-- Opening Marker --

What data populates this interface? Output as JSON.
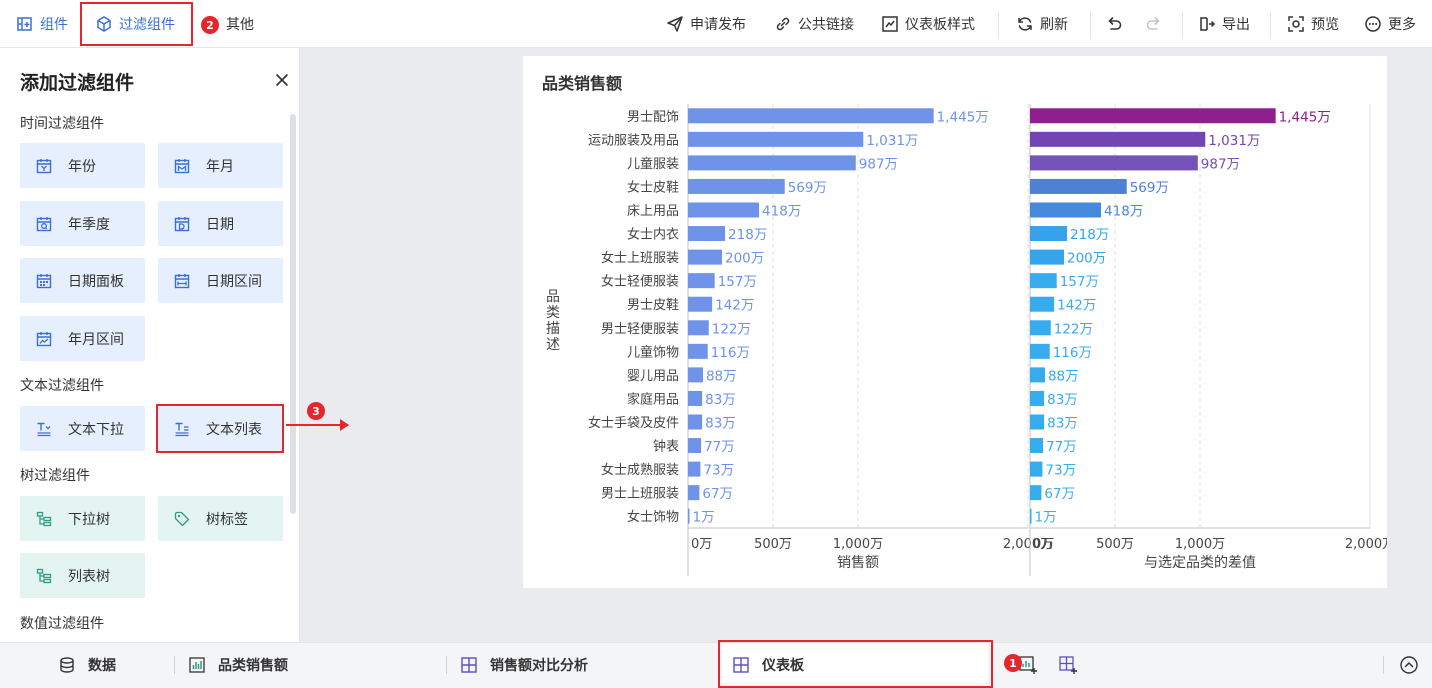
{
  "toolbar": {
    "components": "组件",
    "filter_components": "过滤组件",
    "others": "其他",
    "apply_publish": "申请发布",
    "public_link": "公共链接",
    "dashboard_style": "仪表板样式",
    "refresh": "刷新",
    "export": "导出",
    "preview": "预览",
    "more": "更多"
  },
  "badges": {
    "one": "1",
    "two": "2",
    "three": "3"
  },
  "panel": {
    "title": "添加过滤组件",
    "sections": {
      "time": {
        "title": "时间过滤组件",
        "items": [
          "年份",
          "年月",
          "年季度",
          "日期",
          "日期面板",
          "日期区间",
          "年月区间"
        ]
      },
      "text": {
        "title": "文本过滤组件",
        "items": [
          "文本下拉",
          "文本列表"
        ]
      },
      "tree": {
        "title": "树过滤组件",
        "items": [
          "下拉树",
          "树标签",
          "列表树"
        ]
      },
      "numeric": {
        "title": "数值过滤组件"
      }
    }
  },
  "chart_data": {
    "type": "bar",
    "orientation": "horizontal",
    "title": "品类销售额",
    "ylabel": "品类描述",
    "categories": [
      "男士配饰",
      "运动服装及用品",
      "儿童服装",
      "女士皮鞋",
      "床上用品",
      "女士内衣",
      "女士上班服装",
      "女士轻便服装",
      "男士皮鞋",
      "男士轻便服装",
      "儿童饰物",
      "婴儿用品",
      "家庭用品",
      "女士手袋及皮件",
      "钟表",
      "女士成熟服装",
      "男士上班服装",
      "女士饰物"
    ],
    "series": [
      {
        "name": "销售额",
        "values": [
          1445,
          1031,
          987,
          569,
          418,
          218,
          200,
          157,
          142,
          122,
          116,
          88,
          83,
          83,
          77,
          73,
          67,
          1
        ],
        "labels": [
          "1,445万",
          "1,031万",
          "987万",
          "569万",
          "418万",
          "218万",
          "200万",
          "157万",
          "142万",
          "122万",
          "116万",
          "88万",
          "83万",
          "83万",
          "77万",
          "73万",
          "67万",
          "1万"
        ],
        "color": "#6e93e8",
        "xlabel": "销售额"
      },
      {
        "name": "与选定品类的差值",
        "values": [
          1445,
          1031,
          987,
          569,
          418,
          218,
          200,
          157,
          142,
          122,
          116,
          88,
          83,
          83,
          77,
          73,
          67,
          1
        ],
        "labels": [
          "1,445万",
          "1,031万",
          "987万",
          "569万",
          "418万",
          "218万",
          "200万",
          "157万",
          "142万",
          "122万",
          "116万",
          "88万",
          "83万",
          "83万",
          "77万",
          "73万",
          "67万",
          "1万"
        ],
        "colors": [
          "#8e1f8c",
          "#7146b4",
          "#7452b8",
          "#4e80d6",
          "#4589da",
          "#35a2eb",
          "#35a4ec",
          "#36acef",
          "#36acef",
          "#36acef",
          "#36acef",
          "#36acef",
          "#36acef",
          "#36acef",
          "#36acef",
          "#36acef",
          "#36acef",
          "#36acef"
        ],
        "label_colors": [
          "#8e1f8c",
          "#7146b4",
          "#7452b8",
          "#4e80d6",
          "#4589da",
          "#35a2eb",
          "#35a4ec",
          "#36acef",
          "#36acef",
          "#36acef",
          "#36acef",
          "#36acef",
          "#36acef",
          "#36acef",
          "#36acef",
          "#36acef",
          "#36acef",
          "#36acef"
        ],
        "xlabel": "与选定品类的差值"
      }
    ],
    "xticks": [
      0,
      500,
      1000,
      2000
    ],
    "xtick_labels": [
      "0万",
      "500万",
      "1,000万",
      "2,000万"
    ],
    "xlim": [
      0,
      2000
    ],
    "grid": true
  },
  "bottombar": {
    "data": "数据",
    "category_sales": "品类销售额",
    "sales_comparison": "销售额对比分析",
    "dashboard": "仪表板"
  }
}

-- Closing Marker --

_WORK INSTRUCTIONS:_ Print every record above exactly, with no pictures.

_SOLUTION BELOW:_
What data populates this interface? Output as JSON.
{
  "toolbar": {
    "components": "组件",
    "filter_components": "过滤组件",
    "others": "其他",
    "apply_publish": "申请发布",
    "public_link": "公共链接",
    "dashboard_style": "仪表板样式",
    "refresh": "刷新",
    "export": "导出",
    "preview": "预览",
    "more": "更多"
  },
  "badges": {
    "one": "1",
    "two": "2",
    "three": "3"
  },
  "panel": {
    "title": "添加过滤组件",
    "sections": {
      "time": {
        "title": "时间过滤组件",
        "items": [
          "年份",
          "年月",
          "年季度",
          "日期",
          "日期面板",
          "日期区间",
          "年月区间"
        ]
      },
      "text": {
        "title": "文本过滤组件",
        "items": [
          "文本下拉",
          "文本列表"
        ]
      },
      "tree": {
        "title": "树过滤组件",
        "items": [
          "下拉树",
          "树标签",
          "列表树"
        ]
      },
      "numeric": {
        "title": "数值过滤组件"
      }
    }
  },
  "chart_data": {
    "type": "bar",
    "orientation": "horizontal",
    "title": "品类销售额",
    "ylabel": "品类描述",
    "categories": [
      "男士配饰",
      "运动服装及用品",
      "儿童服装",
      "女士皮鞋",
      "床上用品",
      "女士内衣",
      "女士上班服装",
      "女士轻便服装",
      "男士皮鞋",
      "男士轻便服装",
      "儿童饰物",
      "婴儿用品",
      "家庭用品",
      "女士手袋及皮件",
      "钟表",
      "女士成熟服装",
      "男士上班服装",
      "女士饰物"
    ],
    "series": [
      {
        "name": "销售额",
        "values": [
          1445,
          1031,
          987,
          569,
          418,
          218,
          200,
          157,
          142,
          122,
          116,
          88,
          83,
          83,
          77,
          73,
          67,
          1
        ],
        "labels": [
          "1,445万",
          "1,031万",
          "987万",
          "569万",
          "418万",
          "218万",
          "200万",
          "157万",
          "142万",
          "122万",
          "116万",
          "88万",
          "83万",
          "83万",
          "77万",
          "73万",
          "67万",
          "1万"
        ],
        "color": "#6e93e8",
        "xlabel": "销售额"
      },
      {
        "name": "与选定品类的差值",
        "values": [
          1445,
          1031,
          987,
          569,
          418,
          218,
          200,
          157,
          142,
          122,
          116,
          88,
          83,
          83,
          77,
          73,
          67,
          1
        ],
        "labels": [
          "1,445万",
          "1,031万",
          "987万",
          "569万",
          "418万",
          "218万",
          "200万",
          "157万",
          "142万",
          "122万",
          "116万",
          "88万",
          "83万",
          "83万",
          "77万",
          "73万",
          "67万",
          "1万"
        ],
        "colors": [
          "#8e1f8c",
          "#7146b4",
          "#7452b8",
          "#4e80d6",
          "#4589da",
          "#35a2eb",
          "#35a4ec",
          "#36acef",
          "#36acef",
          "#36acef",
          "#36acef",
          "#36acef",
          "#36acef",
          "#36acef",
          "#36acef",
          "#36acef",
          "#36acef",
          "#36acef"
        ],
        "label_colors": [
          "#8e1f8c",
          "#7146b4",
          "#7452b8",
          "#4e80d6",
          "#4589da",
          "#35a2eb",
          "#35a4ec",
          "#36acef",
          "#36acef",
          "#36acef",
          "#36acef",
          "#36acef",
          "#36acef",
          "#36acef",
          "#36acef",
          "#36acef",
          "#36acef",
          "#36acef"
        ],
        "xlabel": "与选定品类的差值"
      }
    ],
    "xticks": [
      0,
      500,
      1000,
      2000
    ],
    "xtick_labels": [
      "0万",
      "500万",
      "1,000万",
      "2,000万"
    ],
    "xlim": [
      0,
      2000
    ],
    "grid": true
  },
  "bottombar": {
    "data": "数据",
    "category_sales": "品类销售额",
    "sales_comparison": "销售额对比分析",
    "dashboard": "仪表板"
  }
}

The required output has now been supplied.